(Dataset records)
● ● ● ● ● ● ●

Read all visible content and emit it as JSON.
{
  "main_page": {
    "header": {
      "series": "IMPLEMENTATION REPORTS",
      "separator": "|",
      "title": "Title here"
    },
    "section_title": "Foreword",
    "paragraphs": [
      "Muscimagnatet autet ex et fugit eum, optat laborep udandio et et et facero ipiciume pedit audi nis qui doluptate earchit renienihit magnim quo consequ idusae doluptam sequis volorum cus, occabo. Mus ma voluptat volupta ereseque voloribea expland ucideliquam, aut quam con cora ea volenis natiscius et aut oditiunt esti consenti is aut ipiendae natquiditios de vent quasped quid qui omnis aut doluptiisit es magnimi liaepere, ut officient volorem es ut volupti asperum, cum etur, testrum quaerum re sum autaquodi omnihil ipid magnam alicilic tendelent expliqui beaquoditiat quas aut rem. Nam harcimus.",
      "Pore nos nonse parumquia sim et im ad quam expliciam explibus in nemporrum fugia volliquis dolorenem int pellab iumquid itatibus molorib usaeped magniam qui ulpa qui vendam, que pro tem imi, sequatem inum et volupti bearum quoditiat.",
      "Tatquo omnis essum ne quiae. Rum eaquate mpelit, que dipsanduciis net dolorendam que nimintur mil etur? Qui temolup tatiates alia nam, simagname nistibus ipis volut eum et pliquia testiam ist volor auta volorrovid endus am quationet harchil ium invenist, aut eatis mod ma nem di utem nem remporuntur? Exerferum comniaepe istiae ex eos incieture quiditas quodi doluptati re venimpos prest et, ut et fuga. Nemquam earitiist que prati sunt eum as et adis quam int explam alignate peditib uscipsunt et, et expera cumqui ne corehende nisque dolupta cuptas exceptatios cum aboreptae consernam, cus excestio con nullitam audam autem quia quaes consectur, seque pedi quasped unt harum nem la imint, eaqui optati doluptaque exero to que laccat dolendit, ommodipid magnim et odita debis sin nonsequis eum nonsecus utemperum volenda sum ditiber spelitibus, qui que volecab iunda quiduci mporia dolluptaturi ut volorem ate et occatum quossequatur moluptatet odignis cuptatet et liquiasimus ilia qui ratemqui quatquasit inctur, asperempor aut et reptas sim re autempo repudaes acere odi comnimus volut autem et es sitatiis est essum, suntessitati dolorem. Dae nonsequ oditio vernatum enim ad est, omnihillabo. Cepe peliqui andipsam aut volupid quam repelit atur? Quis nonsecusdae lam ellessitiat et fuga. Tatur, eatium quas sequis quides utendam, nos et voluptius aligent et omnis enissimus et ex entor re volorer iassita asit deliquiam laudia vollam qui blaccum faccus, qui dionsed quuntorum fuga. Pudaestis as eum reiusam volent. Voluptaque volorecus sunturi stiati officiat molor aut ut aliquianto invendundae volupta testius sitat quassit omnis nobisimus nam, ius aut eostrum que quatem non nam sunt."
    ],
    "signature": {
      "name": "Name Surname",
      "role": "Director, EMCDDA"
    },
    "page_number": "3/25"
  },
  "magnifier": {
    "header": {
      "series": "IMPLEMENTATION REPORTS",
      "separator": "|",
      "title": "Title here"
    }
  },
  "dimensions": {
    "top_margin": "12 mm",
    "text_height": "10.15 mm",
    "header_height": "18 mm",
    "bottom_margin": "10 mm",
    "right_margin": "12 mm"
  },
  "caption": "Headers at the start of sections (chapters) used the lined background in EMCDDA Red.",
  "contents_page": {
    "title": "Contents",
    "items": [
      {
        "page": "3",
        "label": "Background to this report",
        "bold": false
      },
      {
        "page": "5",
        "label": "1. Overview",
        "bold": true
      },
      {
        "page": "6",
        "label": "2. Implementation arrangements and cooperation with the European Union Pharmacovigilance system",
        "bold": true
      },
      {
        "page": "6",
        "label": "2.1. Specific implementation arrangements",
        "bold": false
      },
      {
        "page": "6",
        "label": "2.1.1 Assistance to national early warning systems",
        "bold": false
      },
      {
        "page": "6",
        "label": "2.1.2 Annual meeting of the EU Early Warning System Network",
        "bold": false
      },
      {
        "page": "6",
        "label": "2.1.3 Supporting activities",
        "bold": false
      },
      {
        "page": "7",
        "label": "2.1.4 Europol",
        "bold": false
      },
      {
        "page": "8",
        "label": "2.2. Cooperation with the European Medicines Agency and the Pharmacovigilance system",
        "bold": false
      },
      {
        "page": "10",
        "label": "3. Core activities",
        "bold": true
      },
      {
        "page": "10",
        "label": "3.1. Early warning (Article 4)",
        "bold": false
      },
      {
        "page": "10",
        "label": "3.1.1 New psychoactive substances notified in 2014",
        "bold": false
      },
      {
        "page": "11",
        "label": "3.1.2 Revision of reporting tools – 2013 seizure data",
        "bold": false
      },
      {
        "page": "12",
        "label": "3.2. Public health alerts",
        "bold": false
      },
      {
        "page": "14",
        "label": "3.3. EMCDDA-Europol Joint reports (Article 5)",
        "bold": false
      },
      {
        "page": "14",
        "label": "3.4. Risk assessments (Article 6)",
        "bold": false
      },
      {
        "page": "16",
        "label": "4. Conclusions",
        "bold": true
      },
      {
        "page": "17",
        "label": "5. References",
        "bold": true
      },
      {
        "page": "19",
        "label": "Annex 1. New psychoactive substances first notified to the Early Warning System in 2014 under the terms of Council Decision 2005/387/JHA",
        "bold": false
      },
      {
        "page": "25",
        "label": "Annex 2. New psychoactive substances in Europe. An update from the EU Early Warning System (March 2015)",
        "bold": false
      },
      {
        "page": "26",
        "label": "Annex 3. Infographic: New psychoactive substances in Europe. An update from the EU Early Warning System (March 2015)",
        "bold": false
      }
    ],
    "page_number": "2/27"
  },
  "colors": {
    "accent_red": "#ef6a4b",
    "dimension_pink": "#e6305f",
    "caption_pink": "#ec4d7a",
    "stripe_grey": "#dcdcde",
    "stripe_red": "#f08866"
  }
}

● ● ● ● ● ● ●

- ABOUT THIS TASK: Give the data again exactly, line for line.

- ANSWER BOX:
Read all visible content and emit it as JSON.
{
  "main_page": {
    "header": {
      "series": "IMPLEMENTATION REPORTS",
      "separator": "|",
      "title": "Title here"
    },
    "section_title": "Foreword",
    "paragraphs": [
      "Muscimagnatet autet ex et fugit eum, optat laborep udandio et et et facero ipiciume pedit audi nis qui doluptate earchit renienihit magnim quo consequ idusae doluptam sequis volorum cus, occabo. Mus ma voluptat volupta ereseque voloribea expland ucideliquam, aut quam con cora ea volenis natiscius et aut oditiunt esti consenti is aut ipiendae natquiditios de vent quasped quid qui omnis aut doluptiisit es magnimi liaepere, ut officient volorem es ut volupti asperum, cum etur, testrum quaerum re sum autaquodi omnihil ipid magnam alicilic tendelent expliqui beaquoditiat quas aut rem. Nam harcimus.",
      "Pore nos nonse parumquia sim et im ad quam expliciam explibus in nemporrum fugia volliquis dolorenem int pellab iumquid itatibus molorib usaeped magniam qui ulpa qui vendam, que pro tem imi, sequatem inum et volupti bearum quoditiat.",
      "Tatquo omnis essum ne quiae. Rum eaquate mpelit, que dipsanduciis net dolorendam que nimintur mil etur? Qui temolup tatiates alia nam, simagname nistibus ipis volut eum et pliquia testiam ist volor auta volorrovid endus am quationet harchil ium invenist, aut eatis mod ma nem di utem nem remporuntur? Exerferum comniaepe istiae ex eos incieture quiditas quodi doluptati re venimpos prest et, ut et fuga. Nemquam earitiist que prati sunt eum as et adis quam int explam alignate peditib uscipsunt et, et expera cumqui ne corehende nisque dolupta cuptas exceptatios cum aboreptae consernam, cus excestio con nullitam audam autem quia quaes consectur, seque pedi quasped unt harum nem la imint, eaqui optati doluptaque exero to que laccat dolendit, ommodipid magnim et odita debis sin nonsequis eum nonsecus utemperum volenda sum ditiber spelitibus, qui que volecab iunda quiduci mporia dolluptaturi ut volorem ate et occatum quossequatur moluptatet odignis cuptatet et liquiasimus ilia qui ratemqui quatquasit inctur, asperempor aut et reptas sim re autempo repudaes acere odi comnimus volut autem et es sitatiis est essum, suntessitati dolorem. Dae nonsequ oditio vernatum enim ad est, omnihillabo. Cepe peliqui andipsam aut volupid quam repelit atur? Quis nonsecusdae lam ellessitiat et fuga. Tatur, eatium quas sequis quides utendam, nos et voluptius aligent et omnis enissimus et ex entor re volorer iassita asit deliquiam laudia vollam qui blaccum faccus, qui dionsed quuntorum fuga. Pudaestis as eum reiusam volent. Voluptaque volorecus sunturi stiati officiat molor aut ut aliquianto invendundae volupta testius sitat quassit omnis nobisimus nam, ius aut eostrum que quatem non nam sunt."
    ],
    "signature": {
      "name": "Name Surname",
      "role": "Director, EMCDDA"
    },
    "page_number": "3/25"
  },
  "magnifier": {
    "header": {
      "series": "IMPLEMENTATION REPORTS",
      "separator": "|",
      "title": "Title here"
    }
  },
  "dimensions": {
    "top_margin": "12 mm",
    "text_height": "10.15 mm",
    "header_height": "18 mm",
    "bottom_margin": "10 mm",
    "right_margin": "12 mm"
  },
  "caption": "Headers at the start of sections (chapters) used the lined background in EMCDDA Red.",
  "contents_page": {
    "title": "Contents",
    "items": [
      {
        "page": "3",
        "label": "Background to this report",
        "bold": false
      },
      {
        "page": "5",
        "label": "1. Overview",
        "bold": true
      },
      {
        "page": "6",
        "label": "2. Implementation arrangements and cooperation with the European Union Pharmacovigilance system",
        "bold": true
      },
      {
        "page": "6",
        "label": "2.1. Specific implementation arrangements",
        "bold": false
      },
      {
        "page": "6",
        "label": "2.1.1 Assistance to national early warning systems",
        "bold": false
      },
      {
        "page": "6",
        "label": "2.1.2 Annual meeting of the EU Early Warning System Network",
        "bold": false
      },
      {
        "page": "6",
        "label": "2.1.3 Supporting activities",
        "bold": false
      },
      {
        "page": "7",
        "label": "2.1.4 Europol",
        "bold": false
      },
      {
        "page": "8",
        "label": "2.2. Cooperation with the European Medicines Agency and the Pharmacovigilance system",
        "bold": false
      },
      {
        "page": "10",
        "label": "3. Core activities",
        "bold": true
      },
      {
        "page": "10",
        "label": "3.1. Early warning (Article 4)",
        "bold": false
      },
      {
        "page": "10",
        "label": "3.1.1 New psychoactive substances notified in 2014",
        "bold": false
      },
      {
        "page": "11",
        "label": "3.1.2 Revision of reporting tools – 2013 seizure data",
        "bold": false
      },
      {
        "page": "12",
        "label": "3.2. Public health alerts",
        "bold": false
      },
      {
        "page": "14",
        "label": "3.3. EMCDDA-Europol Joint reports (Article 5)",
        "bold": false
      },
      {
        "page": "14",
        "label": "3.4. Risk assessments (Article 6)",
        "bold": false
      },
      {
        "page": "16",
        "label": "4. Conclusions",
        "bold": true
      },
      {
        "page": "17",
        "label": "5. References",
        "bold": true
      },
      {
        "page": "19",
        "label": "Annex 1. New psychoactive substances first notified to the Early Warning System in 2014 under the terms of Council Decision 2005/387/JHA",
        "bold": false
      },
      {
        "page": "25",
        "label": "Annex 2. New psychoactive substances in Europe. An update from the EU Early Warning System (March 2015)",
        "bold": false
      },
      {
        "page": "26",
        "label": "Annex 3. Infographic: New psychoactive substances in Europe. An update from the EU Early Warning System (March 2015)",
        "bold": false
      }
    ],
    "page_number": "2/27"
  },
  "colors": {
    "accent_red": "#ef6a4b",
    "dimension_pink": "#e6305f",
    "caption_pink": "#ec4d7a",
    "stripe_grey": "#dcdcde",
    "stripe_red": "#f08866"
  }
}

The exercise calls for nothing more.